Wang and her husband Marc van der Chijs, co-founder of, a Chinese video portal, suspected that their daughter Elaine's picture was lifted from one of the family's online albums.

The picture of her face was then superimposed onto the body of a much older girl in a costume.

"We don't mind how they solve it as long as our daughter's image is removed from the package," said Wang.

However, Wang said she still saw her daughter's image on display in at least one supermarket just a few days ago.

Wang bought the costume to show Elaine and her brother Scott to see what the children thought about it. The 2-year-old told her mother she didn't like the picture and 3-year-old Scott found his sister's picture quite strange.

"The kids are too young to understand what had happened," Wang said.

A man surnamed Yin, director of Xinxin Jingyi Gift, apologized to the child and her parents for what happened.

"We asked our employees to remove the products the same day, but we do not have enough manpower to guarantee that every product was removed," Yin said.

Yin did not want to reveal how many packages with the girl's picture had been sold.

"We did not put the girl's face on our package on purpose -we don't have a visual design department and we outsourced the design project to a man surnamed Xiao, but we did not know how he got a picture of the little girl," said Yin.

Xiao, the designer, said he found the picture from, a website for sharing visual design materials.

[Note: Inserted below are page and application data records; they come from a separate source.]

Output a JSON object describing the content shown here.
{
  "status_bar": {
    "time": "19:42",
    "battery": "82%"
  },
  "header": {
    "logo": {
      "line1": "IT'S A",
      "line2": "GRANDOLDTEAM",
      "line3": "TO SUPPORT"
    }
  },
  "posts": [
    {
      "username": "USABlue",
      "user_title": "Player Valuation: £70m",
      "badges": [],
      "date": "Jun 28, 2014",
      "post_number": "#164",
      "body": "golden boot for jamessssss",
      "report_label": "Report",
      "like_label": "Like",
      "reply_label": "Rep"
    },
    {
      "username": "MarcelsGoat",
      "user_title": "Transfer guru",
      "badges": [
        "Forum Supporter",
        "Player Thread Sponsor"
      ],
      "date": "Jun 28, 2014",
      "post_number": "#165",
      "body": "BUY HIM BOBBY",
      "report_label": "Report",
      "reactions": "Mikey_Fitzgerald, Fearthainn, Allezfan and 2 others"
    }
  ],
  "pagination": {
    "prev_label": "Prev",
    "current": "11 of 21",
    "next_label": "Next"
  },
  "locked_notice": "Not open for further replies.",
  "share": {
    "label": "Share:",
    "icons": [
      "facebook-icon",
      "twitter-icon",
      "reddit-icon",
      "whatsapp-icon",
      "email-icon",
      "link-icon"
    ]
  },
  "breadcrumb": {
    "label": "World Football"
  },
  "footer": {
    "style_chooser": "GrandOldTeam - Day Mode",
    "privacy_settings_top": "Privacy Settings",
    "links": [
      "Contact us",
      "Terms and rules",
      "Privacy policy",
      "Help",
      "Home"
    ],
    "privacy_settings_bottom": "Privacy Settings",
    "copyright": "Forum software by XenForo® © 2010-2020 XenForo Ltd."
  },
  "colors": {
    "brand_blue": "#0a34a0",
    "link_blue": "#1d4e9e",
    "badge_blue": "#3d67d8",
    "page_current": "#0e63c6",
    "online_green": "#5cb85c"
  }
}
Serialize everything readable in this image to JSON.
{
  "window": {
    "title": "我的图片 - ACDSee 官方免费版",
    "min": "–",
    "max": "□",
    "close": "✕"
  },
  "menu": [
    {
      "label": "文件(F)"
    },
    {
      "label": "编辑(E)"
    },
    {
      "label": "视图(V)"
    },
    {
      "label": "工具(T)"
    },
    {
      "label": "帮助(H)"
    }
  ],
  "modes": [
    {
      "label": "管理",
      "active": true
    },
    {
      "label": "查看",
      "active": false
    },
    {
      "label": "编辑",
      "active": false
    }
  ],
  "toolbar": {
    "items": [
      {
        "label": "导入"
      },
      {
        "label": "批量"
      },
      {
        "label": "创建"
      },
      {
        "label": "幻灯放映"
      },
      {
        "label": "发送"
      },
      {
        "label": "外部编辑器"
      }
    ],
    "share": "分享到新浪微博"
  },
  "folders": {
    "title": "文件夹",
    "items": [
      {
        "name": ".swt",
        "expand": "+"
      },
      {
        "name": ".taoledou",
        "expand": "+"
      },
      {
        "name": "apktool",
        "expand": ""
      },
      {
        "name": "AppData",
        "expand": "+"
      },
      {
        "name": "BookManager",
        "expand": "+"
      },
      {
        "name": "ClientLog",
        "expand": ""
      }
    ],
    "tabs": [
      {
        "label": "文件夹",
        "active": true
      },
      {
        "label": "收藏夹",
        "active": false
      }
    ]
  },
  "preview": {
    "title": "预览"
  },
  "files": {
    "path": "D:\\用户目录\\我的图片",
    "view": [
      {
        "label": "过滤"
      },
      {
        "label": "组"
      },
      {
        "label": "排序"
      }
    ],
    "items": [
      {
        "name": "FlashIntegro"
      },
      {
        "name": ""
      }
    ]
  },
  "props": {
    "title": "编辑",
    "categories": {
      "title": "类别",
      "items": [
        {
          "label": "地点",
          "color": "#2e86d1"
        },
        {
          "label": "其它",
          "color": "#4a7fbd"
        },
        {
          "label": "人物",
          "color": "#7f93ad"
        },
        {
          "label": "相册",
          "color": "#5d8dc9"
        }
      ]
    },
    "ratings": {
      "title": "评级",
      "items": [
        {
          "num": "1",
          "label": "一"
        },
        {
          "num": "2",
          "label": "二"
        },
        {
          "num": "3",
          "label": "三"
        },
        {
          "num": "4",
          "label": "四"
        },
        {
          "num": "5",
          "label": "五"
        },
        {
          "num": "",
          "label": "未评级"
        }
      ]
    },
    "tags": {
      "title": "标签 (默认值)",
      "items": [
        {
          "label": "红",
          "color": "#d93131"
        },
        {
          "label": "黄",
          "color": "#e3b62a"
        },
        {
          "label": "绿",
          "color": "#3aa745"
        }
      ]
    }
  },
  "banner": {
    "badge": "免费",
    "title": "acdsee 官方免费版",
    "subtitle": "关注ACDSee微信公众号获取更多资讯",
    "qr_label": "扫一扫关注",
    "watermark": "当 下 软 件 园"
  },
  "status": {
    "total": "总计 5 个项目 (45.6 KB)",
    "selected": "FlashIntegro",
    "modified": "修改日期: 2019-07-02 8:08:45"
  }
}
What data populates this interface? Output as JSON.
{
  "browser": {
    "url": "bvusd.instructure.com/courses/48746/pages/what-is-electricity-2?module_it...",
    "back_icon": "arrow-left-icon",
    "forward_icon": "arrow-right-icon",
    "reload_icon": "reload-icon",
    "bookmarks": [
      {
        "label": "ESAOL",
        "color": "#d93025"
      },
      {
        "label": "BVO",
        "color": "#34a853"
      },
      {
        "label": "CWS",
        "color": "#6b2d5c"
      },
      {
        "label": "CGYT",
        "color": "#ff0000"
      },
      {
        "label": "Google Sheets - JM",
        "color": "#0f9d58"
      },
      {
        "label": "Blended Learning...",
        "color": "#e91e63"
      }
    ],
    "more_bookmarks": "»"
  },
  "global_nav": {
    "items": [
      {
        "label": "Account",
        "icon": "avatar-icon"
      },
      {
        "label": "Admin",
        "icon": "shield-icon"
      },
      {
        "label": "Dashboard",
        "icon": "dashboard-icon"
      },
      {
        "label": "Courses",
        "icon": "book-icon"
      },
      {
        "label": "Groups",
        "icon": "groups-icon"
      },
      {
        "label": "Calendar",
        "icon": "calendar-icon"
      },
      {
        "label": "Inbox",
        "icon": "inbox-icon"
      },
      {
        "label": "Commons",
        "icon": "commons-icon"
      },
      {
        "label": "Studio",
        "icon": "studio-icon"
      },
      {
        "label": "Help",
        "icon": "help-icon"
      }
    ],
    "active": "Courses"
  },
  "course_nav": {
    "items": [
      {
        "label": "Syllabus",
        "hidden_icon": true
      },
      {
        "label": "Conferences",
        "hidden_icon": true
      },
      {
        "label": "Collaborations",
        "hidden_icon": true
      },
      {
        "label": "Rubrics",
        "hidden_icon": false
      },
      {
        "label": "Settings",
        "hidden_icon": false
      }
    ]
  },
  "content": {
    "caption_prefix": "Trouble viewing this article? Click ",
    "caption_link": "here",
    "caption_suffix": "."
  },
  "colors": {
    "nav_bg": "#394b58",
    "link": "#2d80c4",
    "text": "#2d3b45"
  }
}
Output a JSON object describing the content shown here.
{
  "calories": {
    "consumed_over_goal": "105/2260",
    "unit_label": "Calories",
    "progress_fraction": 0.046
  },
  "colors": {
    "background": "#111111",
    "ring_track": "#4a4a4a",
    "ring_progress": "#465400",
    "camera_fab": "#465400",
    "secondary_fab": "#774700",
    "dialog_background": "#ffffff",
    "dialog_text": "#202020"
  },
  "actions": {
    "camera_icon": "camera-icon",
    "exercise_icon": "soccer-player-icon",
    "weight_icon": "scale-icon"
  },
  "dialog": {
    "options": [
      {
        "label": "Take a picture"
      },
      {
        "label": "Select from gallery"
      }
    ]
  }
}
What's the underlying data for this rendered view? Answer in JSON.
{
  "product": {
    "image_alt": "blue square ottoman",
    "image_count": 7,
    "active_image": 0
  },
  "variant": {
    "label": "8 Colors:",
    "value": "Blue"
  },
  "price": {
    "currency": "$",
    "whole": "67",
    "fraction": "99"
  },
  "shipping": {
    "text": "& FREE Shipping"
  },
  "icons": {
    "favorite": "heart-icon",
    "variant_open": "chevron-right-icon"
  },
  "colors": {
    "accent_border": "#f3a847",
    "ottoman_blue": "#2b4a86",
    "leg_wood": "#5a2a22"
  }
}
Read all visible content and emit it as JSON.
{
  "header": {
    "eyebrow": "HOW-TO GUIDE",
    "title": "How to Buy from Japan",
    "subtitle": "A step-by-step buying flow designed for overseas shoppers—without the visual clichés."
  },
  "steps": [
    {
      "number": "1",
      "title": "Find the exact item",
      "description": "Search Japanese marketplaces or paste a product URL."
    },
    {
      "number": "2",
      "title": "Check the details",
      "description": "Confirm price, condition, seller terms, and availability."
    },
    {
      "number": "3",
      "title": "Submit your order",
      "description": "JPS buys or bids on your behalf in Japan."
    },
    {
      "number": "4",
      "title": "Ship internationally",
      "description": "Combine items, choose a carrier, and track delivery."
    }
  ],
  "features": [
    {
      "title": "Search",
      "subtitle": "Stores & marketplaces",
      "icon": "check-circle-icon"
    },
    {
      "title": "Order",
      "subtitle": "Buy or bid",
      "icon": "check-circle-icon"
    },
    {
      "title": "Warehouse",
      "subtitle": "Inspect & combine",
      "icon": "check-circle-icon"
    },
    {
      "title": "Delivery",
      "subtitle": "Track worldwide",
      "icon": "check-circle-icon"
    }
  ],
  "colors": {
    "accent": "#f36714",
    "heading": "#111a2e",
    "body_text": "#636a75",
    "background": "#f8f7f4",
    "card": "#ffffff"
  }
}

"The job outsourced from Xinxin was just a part-time job, because I work in a printing studio so they asked me to print something with a foreign girl's face," said Xiao.

Xiao said he did hesitate when he used Elaine's face, but considering the girl might be thousands of miles away and would not be recognized in China, he just went ahead and printed it on the packaging.

"I feel quite sorry for what happened," said Xiao.

Wang said she and van der Chijs are not considering a lawsuit over the case and just want to see their daughter's images removed from products in supermarkets. "However, whether we resort to law depends on how the whole thing evolves, we'll see," she said.

Yao Weifang, a lawyer with Beijing Yingke Law Firm's Shanghai office, said increasing cases of infringement of portrait rights have been received in recent days, many of which are related to commercial use of portraits without permission. More and more pictures are shared online, which facilitates communication as well as increases the risks of rights being infringed, said Yao.